Task
Your answer must be the records, copied with no change.

The data Block Start

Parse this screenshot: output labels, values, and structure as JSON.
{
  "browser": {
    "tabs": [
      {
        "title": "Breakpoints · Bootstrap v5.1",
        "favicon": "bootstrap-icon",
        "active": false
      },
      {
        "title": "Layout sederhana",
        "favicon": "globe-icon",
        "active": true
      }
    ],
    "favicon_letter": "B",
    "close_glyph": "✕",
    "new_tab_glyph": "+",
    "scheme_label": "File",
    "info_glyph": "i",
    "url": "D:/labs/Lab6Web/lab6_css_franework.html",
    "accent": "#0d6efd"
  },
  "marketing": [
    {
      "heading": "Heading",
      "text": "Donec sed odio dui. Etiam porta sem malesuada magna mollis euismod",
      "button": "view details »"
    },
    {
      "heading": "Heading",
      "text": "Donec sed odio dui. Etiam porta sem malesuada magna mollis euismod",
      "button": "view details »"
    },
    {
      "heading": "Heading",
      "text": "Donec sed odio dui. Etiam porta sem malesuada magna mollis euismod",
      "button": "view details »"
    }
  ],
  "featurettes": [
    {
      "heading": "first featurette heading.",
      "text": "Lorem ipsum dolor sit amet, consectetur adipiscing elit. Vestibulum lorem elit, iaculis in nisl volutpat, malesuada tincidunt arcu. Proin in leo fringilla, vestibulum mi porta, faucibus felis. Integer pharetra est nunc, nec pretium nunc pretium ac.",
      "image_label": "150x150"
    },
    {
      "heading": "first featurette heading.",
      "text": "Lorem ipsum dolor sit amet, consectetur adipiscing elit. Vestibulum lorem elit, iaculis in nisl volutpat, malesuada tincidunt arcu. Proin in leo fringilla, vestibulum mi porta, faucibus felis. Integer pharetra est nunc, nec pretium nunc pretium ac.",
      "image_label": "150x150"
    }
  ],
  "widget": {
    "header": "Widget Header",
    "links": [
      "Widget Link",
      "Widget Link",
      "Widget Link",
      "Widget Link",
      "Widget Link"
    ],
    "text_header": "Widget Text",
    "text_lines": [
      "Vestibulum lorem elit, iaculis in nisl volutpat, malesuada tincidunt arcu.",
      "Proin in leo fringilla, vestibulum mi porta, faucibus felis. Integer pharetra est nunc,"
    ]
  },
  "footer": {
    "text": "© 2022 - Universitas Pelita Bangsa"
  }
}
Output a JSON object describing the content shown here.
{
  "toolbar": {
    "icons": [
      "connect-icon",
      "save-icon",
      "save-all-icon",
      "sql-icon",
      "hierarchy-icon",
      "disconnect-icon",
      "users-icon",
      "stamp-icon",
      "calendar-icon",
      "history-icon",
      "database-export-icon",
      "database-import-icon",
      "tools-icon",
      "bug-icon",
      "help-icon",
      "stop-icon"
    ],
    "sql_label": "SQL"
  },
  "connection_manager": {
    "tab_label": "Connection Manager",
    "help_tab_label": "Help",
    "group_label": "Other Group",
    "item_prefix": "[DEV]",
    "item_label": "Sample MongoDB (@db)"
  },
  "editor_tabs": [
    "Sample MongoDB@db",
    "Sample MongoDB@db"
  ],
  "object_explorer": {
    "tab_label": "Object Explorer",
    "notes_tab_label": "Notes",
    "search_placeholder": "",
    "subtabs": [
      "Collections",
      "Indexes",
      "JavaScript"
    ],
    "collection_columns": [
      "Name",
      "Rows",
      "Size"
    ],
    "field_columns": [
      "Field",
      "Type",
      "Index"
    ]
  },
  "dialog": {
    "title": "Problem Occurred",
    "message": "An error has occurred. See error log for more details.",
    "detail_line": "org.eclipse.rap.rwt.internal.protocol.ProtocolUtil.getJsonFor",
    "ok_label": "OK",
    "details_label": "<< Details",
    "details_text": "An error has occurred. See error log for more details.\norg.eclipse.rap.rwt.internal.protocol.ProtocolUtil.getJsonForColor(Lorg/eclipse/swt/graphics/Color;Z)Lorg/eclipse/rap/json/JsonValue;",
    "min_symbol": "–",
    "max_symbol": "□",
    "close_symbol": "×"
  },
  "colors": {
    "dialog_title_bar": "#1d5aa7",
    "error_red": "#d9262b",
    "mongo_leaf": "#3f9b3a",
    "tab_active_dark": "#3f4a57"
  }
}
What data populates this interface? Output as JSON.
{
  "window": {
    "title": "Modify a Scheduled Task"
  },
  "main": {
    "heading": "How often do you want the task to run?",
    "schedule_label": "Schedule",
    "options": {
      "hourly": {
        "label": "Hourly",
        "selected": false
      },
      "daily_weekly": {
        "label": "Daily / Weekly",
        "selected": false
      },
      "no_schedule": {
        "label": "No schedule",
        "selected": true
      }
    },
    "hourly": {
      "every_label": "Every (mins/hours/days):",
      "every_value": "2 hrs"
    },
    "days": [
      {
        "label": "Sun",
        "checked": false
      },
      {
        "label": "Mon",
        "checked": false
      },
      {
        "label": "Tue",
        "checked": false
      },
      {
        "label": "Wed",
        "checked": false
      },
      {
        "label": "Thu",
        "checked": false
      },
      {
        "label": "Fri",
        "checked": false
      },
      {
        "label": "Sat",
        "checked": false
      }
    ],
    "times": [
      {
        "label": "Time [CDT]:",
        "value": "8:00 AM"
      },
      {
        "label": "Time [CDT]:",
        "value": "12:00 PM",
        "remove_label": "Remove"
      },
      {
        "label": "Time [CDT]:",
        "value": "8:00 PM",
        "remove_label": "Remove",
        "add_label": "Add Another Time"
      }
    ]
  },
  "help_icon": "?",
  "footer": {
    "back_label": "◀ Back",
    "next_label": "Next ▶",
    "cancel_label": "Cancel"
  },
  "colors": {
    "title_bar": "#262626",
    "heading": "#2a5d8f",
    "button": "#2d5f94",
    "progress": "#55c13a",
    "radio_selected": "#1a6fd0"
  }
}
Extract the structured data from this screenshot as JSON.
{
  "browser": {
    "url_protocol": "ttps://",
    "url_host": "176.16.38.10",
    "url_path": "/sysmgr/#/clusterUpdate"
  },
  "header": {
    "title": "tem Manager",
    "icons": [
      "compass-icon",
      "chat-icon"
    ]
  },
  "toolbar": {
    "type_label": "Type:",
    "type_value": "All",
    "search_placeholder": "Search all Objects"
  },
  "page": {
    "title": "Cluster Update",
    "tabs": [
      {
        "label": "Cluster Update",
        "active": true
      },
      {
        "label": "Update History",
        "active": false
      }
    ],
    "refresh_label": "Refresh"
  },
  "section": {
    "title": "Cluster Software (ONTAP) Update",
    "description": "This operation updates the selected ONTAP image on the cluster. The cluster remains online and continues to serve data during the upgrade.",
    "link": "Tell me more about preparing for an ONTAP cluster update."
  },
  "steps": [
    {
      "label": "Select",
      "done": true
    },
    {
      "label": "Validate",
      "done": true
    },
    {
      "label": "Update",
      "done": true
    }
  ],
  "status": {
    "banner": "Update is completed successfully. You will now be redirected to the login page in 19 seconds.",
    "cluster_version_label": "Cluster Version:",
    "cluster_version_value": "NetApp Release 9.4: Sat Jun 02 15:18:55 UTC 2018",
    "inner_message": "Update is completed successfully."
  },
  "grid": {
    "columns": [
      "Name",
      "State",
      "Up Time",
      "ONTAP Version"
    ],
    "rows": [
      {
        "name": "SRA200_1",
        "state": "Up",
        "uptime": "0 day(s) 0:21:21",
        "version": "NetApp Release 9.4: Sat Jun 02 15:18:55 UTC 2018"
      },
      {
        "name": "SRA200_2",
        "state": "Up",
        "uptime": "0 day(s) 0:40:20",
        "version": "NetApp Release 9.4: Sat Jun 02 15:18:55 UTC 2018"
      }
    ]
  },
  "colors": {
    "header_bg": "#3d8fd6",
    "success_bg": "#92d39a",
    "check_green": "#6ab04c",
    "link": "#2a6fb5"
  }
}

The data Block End

Expected output
Parse this screenshot: output labels, values, and structure as JSON.
{
  "browser": {
    "tabs": [
      {
        "title": "Breakpoints · Bootstrap v5.1",
        "favicon": "bootstrap-icon",
        "active": false
      },
      {
        "title": "Layout sederhana",
        "favicon": "globe-icon",
        "active": true
      }
    ],
    "favicon_letter": "B",
    "close_glyph": "✕",
    "new_tab_glyph": "+",
    "scheme_label": "File",
    "info_glyph": "i",
    "url": "D:/labs/Lab6Web/lab6_css_franework.html",
    "accent": "#0d6efd"
  },
  "marketing": [
    {
      "heading": "Heading",
      "text": "Donec sed odio dui. Etiam porta sem malesuada magna mollis euismod",
      "button": "view details »"
    },
    {
      "heading": "Heading",
      "text": "Donec sed odio dui. Etiam porta sem malesuada magna mollis euismod",
      "button": "view details »"
    },
    {
      "heading": "Heading",
      "text": "Donec sed odio dui. Etiam porta sem malesuada magna mollis euismod",
      "button": "view details »"
    }
  ],
  "featurettes": [
    {
      "heading": "first featurette heading.",
      "text": "Lorem ipsum dolor sit amet, consectetur adipiscing elit. Vestibulum lorem elit, iaculis in nisl volutpat, malesuada tincidunt arcu. Proin in leo fringilla, vestibulum mi porta, faucibus felis. Integer pharetra est nunc, nec pretium nunc pretium ac.",
      "image_label": "150x150"
    },
    {
      "heading": "first featurette heading.",
      "text": "Lorem ipsum dolor sit amet, consectetur adipiscing elit. Vestibulum lorem elit, iaculis in nisl volutpat, malesuada tincidunt arcu. Proin in leo fringilla, vestibulum mi porta, faucibus felis. Integer pharetra est nunc, nec pretium nunc pretium ac.",
      "image_label": "150x150"
    }
  ],
  "widget": {
    "header": "Widget Header",
    "links": [
      "Widget Link",
      "Widget Link",
      "Widget Link",
      "Widget Link",
      "Widget Link"
    ],
    "text_header": "Widget Text",
    "text_lines": [
      "Vestibulum lorem elit, iaculis in nisl volutpat, malesuada tincidunt arcu.",
      "Proin in leo fringilla, vestibulum mi porta, faucibus felis. Integer pharetra est nunc,"
    ]
  },
  "footer": {
    "text": "© 2022 - Universitas Pelita Bangsa"
  }
}
Output a JSON object describing the content shown here.
{
  "toolbar": {
    "icons": [
      "connect-icon",
      "save-icon",
      "save-all-icon",
      "sql-icon",
      "hierarchy-icon",
      "disconnect-icon",
      "users-icon",
      "stamp-icon",
      "calendar-icon",
      "history-icon",
      "database-export-icon",
      "database-import-icon",
      "tools-icon",
      "bug-icon",
      "help-icon",
      "stop-icon"
    ],
    "sql_label": "SQL"
  },
  "connection_manager": {
    "tab_label": "Connection Manager",
    "help_tab_label": "Help",
    "group_label": "Other Group",
    "item_prefix": "[DEV]",
    "item_label": "Sample MongoDB (@db)"
  },
  "editor_tabs": [
    "Sample MongoDB@db",
    "Sample MongoDB@db"
  ],
  "object_explorer": {
    "tab_label": "Object Explorer",
    "notes_tab_label": "Notes",
    "search_placeholder": "",
    "subtabs": [
      "Collections",
      "Indexes",
      "JavaScript"
    ],
    "collection_columns": [
      "Name",
      "Rows",
      "Size"
    ],
    "field_columns": [
      "Field",
      "Type",
      "Index"
    ]
  },
  "dialog": {
    "title": "Problem Occurred",
    "message": "An error has occurred. See error log for more details.",
    "detail_line": "org.eclipse.rap.rwt.internal.protocol.ProtocolUtil.getJsonFor",
    "ok_label": "OK",
    "details_label": "<< Details",
    "details_text": "An error has occurred. See error log for more details.\norg.eclipse.rap.rwt.internal.protocol.ProtocolUtil.getJsonForColor(Lorg/eclipse/swt/graphics/Color;Z)Lorg/eclipse/rap/json/JsonValue;",
    "min_symbol": "–",
    "max_symbol": "□",
    "close_symbol": "×"
  },
  "colors": {
    "dialog_title_bar": "#1d5aa7",
    "error_red": "#d9262b",
    "mongo_leaf": "#3f9b3a",
    "tab_active_dark": "#3f4a57"
  }
}
What data populates this interface? Output as JSON.
{
  "window": {
    "title": "Modify a Scheduled Task"
  },
  "main": {
    "heading": "How often do you want the task to run?",
    "schedule_label": "Schedule",
    "options": {
      "hourly": {
        "label": "Hourly",
        "selected": false
      },
      "daily_weekly": {
        "label": "Daily / Weekly",
        "selected": false
      },
      "no_schedule": {
        "label": "No schedule",
        "selected": true
      }
    },
    "hourly": {
      "every_label": "Every (mins/hours/days):",
      "every_value": "2 hrs"
    },
    "days": [
      {
        "label": "Sun",
        "checked": false
      },
      {
        "label": "Mon",
        "checked": false
      },
      {
        "label": "Tue",
        "checked": false
      },
      {
        "label": "Wed",
        "checked": false
      },
      {
        "label": "Thu",
        "checked": false
      },
      {
        "label": "Fri",
        "checked": false
      },
      {
        "label": "Sat",
        "checked": false
      }
    ],
    "times": [
      {
        "label": "Time [CDT]:",
        "value": "8:00 AM"
      },
      {
        "label": "Time [CDT]:",
        "value": "12:00 PM",
        "remove_label": "Remove"
      },
      {
        "label": "Time [CDT]:",
        "value": "8:00 PM",
        "remove_label": "Remove",
        "add_label": "Add Another Time"
      }
    ]
  },
  "help_icon": "?",
  "footer": {
    "back_label": "◀ Back",
    "next_label": "Next ▶",
    "cancel_label": "Cancel"
  },
  "colors": {
    "title_bar": "#262626",
    "heading": "#2a5d8f",
    "button": "#2d5f94",
    "progress": "#55c13a",
    "radio_selected": "#1a6fd0"
  }
}
Extract the structured data from this screenshot as JSON.
{
  "browser": {
    "url_protocol": "ttps://",
    "url_host": "176.16.38.10",
    "url_path": "/sysmgr/#/clusterUpdate"
  },
  "header": {
    "title": "tem Manager",
    "icons": [
      "compass-icon",
      "chat-icon"
    ]
  },
  "toolbar": {
    "type_label": "Type:",
    "type_value": "All",
    "search_placeholder": "Search all Objects"
  },
  "page": {
    "title": "Cluster Update",
    "tabs": [
      {
        "label": "Cluster Update",
        "active": true
      },
      {
        "label": "Update History",
        "active": false
      }
    ],
    "refresh_label": "Refresh"
  },
  "section": {
    "title": "Cluster Software (ONTAP) Update",
    "description": "This operation updates the selected ONTAP image on the cluster. The cluster remains online and continues to serve data during the upgrade.",
    "link": "Tell me more about preparing for an ONTAP cluster update."
  },
  "steps": [
    {
      "label": "Select",
      "done": true
    },
    {
      "label": "Validate",
      "done": true
    },
    {
      "label": "Update",
      "done": true
    }
  ],
  "status": {
    "banner": "Update is completed successfully. You will now be redirected to the login page in 19 seconds.",
    "cluster_version_label": "Cluster Version:",
    "cluster_version_value": "NetApp Release 9.4: Sat Jun 02 15:18:55 UTC 2018",
    "inner_message": "Update is completed successfully."
  },
  "grid": {
    "columns": [
      "Name",
      "State",
      "Up Time",
      "ONTAP Version"
    ],
    "rows": [
      {
        "name": "SRA200_1",
        "state": "Up",
        "uptime": "0 day(s) 0:21:21",
        "version": "NetApp Release 9.4: Sat Jun 02 15:18:55 UTC 2018"
      },
      {
        "name": "SRA200_2",
        "state": "Up",
        "uptime": "0 day(s) 0:40:20",
        "version": "NetApp Release 9.4: Sat Jun 02 15:18:55 UTC 2018"
      }
    ]
  },
  "colors": {
    "header_bg": "#3d8fd6",
    "success_bg": "#92d39a",
    "check_green": "#6ab04c",
    "link": "#2a6fb5"
  }
}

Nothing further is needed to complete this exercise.